== Listed entries ==
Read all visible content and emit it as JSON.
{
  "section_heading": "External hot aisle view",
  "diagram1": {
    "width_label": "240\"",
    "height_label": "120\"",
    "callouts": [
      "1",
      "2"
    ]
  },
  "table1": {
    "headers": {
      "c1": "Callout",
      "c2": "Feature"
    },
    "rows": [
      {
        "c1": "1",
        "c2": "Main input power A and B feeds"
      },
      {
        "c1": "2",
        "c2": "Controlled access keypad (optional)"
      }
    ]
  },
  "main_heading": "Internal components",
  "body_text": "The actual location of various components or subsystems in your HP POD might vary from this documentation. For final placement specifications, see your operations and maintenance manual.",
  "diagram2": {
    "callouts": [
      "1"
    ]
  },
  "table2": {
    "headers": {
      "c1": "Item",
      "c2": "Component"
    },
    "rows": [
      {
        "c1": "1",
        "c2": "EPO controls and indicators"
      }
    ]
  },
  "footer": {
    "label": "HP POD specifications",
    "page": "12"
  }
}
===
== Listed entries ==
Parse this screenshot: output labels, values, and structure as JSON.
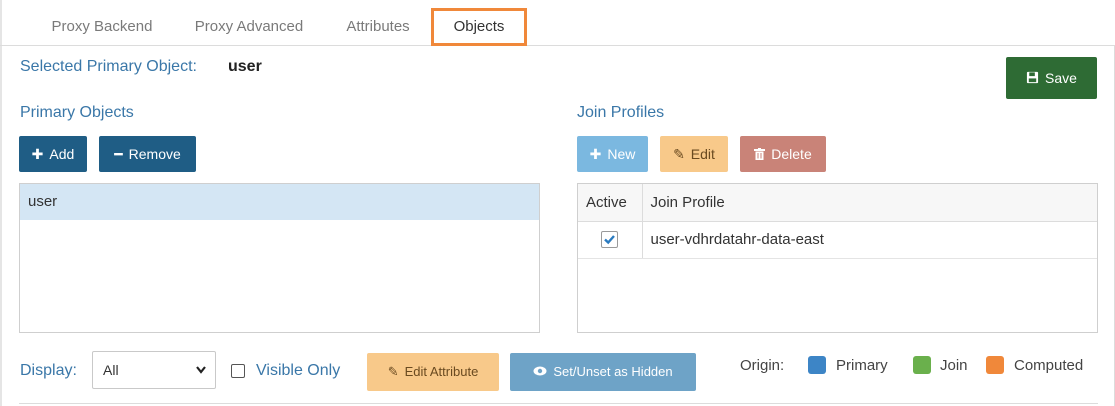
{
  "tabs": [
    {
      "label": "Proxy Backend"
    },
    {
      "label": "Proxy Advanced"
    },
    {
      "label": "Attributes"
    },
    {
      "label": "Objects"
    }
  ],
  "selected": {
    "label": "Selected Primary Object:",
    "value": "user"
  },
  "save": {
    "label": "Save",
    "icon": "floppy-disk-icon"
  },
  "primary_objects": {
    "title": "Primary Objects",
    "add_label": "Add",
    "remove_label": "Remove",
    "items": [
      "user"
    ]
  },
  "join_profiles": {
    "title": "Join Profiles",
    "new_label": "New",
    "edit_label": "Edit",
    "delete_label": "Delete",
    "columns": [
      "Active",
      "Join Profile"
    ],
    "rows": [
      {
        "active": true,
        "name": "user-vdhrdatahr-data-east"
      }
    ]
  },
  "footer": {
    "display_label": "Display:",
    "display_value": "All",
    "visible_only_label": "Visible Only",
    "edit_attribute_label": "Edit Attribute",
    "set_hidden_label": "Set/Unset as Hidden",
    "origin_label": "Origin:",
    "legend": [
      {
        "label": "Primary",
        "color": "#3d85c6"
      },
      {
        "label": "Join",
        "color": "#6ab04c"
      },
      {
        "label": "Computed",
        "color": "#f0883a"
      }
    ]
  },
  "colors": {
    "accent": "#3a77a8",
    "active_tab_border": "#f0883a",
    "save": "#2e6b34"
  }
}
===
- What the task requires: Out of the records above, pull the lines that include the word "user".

- Exercise result:
    "value": "user"
      "user"
        "name": "user-vdhrdatahr-data-east"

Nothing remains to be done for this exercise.